Abortion and Crime – When Political Correctness and Partisan Politics Gets in the Way of Promising Research and Policy

There’s an article from National Review going viral, reviving an almost two-decade old debate about the prophylactic effects of abortion on crime, originally brought to the public’s attention in the 2005 bestseller Freakonomics.

Mona Charen writes:

Some would have grown up to be Ben Carsons, Charlize Therons, Walt Disneys, Oprah Winfreys, and Sonia Sotomayors. Most would be happy to be alive.

But 99.999% won’t, and something that isn’t sentient cannot ‘perceive the happiness’ of being alive. And do we want more Oprahs and Sotomayers? I sure as hell don’t. (I’ll take more Therons though) The idea of ‘aborting away’ our crime and entitlement spending problem holds some promise, as evidenced by the well-established research connecting crime and low incomes with low IQs. A 2004 meta-analysis of reports in Current Directions in Psychological Science gave an overall estimate of statistical significance for the heritability of IQ of around .85 for 18-year-olds and older. The general figure for heritability of IQ is about 0.5 across multiple studies in varying populations. Ergo, if IQ is heritable then so, to some extent, is poverty and crime.

From Jonathan Gruber’s 1998 study

…for the marginal child not born due to increased abortion access, the odds of living in a single parent family would have been roughly 70 percent higher, the odds of living in poverty nearly 40 percent higher, the odds of welfare receipt 50 percent higher.”… “From these results, we estimate that the legalization of abortion saved the federal government over $14 billion in welfare payments through 1994.”

And they would have all been Democratic voters and cost tax payers billions in entitlement spending.

Then it shouldn’t come as much surprise that the strongest criticism of Donohue and Levitt’s landmark 2000 study The Impact of Legalized Abortion on Crime was from the left, not the right. The left suddenly became anti-science creationists when the research produced results that were an affront to their cherished beliefs in the perfectibility of man. The left wants to believe that everyone, with enough wasteful govt. spending, has the equal capacity to be exceptional when, to the contrary, biological factors such as IQ play a much bigger role in individual success and explains why costly programs to raise national test scores, such as common core, are doomed to failure. Instead of wasting resources trying to produce equal outcomes, we need to devote more resources, such as a high-IQ basic income, for those biologically preordained to succeed. That way we can allow the future Ben Carsons to fulfill their true cognitive potential.

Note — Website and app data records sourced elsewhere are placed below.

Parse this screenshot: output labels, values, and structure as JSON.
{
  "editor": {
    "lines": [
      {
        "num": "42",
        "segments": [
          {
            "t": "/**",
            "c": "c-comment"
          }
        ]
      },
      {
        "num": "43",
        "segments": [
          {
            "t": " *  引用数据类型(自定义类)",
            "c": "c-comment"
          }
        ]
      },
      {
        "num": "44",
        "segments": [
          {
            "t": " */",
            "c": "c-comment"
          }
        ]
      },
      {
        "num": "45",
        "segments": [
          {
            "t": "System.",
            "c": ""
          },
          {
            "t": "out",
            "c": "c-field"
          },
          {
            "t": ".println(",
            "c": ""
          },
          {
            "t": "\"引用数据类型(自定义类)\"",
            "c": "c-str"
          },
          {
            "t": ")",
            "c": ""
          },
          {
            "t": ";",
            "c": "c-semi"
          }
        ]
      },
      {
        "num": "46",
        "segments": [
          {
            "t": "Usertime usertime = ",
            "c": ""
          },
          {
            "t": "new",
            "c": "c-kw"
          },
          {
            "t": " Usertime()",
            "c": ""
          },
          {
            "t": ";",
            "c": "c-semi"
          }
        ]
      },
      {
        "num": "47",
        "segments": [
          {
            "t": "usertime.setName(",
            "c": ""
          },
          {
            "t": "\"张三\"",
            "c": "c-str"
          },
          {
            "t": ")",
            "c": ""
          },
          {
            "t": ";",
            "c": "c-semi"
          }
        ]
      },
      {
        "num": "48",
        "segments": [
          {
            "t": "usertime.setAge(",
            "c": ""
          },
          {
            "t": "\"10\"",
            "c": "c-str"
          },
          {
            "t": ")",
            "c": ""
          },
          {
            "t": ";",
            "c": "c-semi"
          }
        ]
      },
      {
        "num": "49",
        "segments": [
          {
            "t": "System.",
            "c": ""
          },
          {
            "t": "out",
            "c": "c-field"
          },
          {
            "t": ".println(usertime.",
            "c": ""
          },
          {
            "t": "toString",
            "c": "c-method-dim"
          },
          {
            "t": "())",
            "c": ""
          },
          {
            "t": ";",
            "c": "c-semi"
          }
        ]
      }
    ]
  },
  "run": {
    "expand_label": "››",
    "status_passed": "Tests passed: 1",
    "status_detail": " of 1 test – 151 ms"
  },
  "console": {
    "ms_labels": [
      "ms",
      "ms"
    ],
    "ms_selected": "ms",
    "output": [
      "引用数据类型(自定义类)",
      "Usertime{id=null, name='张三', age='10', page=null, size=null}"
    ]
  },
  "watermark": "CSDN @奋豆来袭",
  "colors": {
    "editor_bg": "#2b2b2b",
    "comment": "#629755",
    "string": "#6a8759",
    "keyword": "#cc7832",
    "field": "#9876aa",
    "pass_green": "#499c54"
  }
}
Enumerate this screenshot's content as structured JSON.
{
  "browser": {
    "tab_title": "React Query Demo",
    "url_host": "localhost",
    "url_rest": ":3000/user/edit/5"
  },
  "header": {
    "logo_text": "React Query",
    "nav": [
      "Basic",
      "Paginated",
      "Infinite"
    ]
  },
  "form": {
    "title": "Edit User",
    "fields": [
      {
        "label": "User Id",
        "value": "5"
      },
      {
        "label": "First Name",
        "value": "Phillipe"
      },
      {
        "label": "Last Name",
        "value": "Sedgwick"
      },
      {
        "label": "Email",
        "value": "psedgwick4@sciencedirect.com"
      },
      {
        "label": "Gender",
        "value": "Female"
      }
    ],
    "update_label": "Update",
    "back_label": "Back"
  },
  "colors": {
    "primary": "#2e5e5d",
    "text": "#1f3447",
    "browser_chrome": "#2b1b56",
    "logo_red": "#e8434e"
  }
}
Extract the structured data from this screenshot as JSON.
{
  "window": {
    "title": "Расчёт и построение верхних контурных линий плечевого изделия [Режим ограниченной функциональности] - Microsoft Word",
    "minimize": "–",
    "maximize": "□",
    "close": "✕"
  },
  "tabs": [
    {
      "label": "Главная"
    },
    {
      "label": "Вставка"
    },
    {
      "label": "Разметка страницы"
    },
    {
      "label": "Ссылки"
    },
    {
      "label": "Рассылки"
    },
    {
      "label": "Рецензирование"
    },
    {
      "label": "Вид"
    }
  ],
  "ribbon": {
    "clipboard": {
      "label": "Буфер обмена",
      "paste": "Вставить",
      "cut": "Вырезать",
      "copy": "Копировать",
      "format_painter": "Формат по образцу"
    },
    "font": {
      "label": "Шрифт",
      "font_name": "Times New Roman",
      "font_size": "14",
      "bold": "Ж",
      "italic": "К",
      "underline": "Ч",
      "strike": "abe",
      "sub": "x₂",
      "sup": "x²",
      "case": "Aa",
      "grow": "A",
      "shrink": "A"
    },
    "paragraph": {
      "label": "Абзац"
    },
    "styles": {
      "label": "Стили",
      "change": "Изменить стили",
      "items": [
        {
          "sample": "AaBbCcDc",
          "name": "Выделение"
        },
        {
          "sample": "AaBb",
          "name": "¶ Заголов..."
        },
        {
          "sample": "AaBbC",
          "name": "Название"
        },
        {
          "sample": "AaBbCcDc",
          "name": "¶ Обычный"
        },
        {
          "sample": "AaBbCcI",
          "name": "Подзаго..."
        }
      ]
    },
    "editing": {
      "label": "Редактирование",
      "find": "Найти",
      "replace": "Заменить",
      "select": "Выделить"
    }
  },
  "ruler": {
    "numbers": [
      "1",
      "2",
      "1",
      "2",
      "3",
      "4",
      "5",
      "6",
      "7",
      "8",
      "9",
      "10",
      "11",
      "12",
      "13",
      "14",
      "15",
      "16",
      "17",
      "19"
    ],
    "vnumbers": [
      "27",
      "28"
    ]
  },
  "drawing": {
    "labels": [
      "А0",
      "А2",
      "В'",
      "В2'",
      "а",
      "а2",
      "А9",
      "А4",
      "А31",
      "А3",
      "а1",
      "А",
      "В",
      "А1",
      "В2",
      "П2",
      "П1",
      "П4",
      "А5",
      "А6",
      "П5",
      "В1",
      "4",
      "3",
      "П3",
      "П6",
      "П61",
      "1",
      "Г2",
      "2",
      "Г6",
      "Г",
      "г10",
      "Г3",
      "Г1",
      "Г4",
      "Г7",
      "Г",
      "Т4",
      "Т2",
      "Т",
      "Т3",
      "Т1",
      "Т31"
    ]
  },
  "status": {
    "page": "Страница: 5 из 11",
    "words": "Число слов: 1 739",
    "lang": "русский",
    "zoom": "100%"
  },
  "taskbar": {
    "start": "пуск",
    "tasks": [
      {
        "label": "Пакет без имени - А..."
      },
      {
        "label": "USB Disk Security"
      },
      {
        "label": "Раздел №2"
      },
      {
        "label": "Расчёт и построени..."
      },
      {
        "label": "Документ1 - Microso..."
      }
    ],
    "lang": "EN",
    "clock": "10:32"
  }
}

It’s too bad we see instances of ‘the right’ like Steve Sailer and the author of aforementioned National Review article, Mona Charen, giving intellectual fodder to the welfare left on this issue. The GOP is supposed to be the party that is tough on entitlement spending and crime, and here we have Jonathan Gruber, who happens to identify as Democratic, proposing a solution based on actual research and evidence instead of partisan wishful thinking. Even if these studies have some holes, the research holds much promise in stemming some of biggest and most persistent problems plaguing society: poverty, crime and entitlement spending. For those who are opposed to abortion on political grounds, a step in the right direction would be to at least make birth control more readily available for populations at risk for entitlement spending and crime. The right needs to get over Sangerism and understand that, yes, while she did create planned parenthood, that contra Sanger, the left supports birth control and abortion not to make society better, but because of a lack of self-control. We shouldn’t let partisan/sentimental nostrums ‘all abortion is bad’ or ‘all life is precious’ overshadow potentially good policy.

Related: Could Republicans Endorse Eugenics?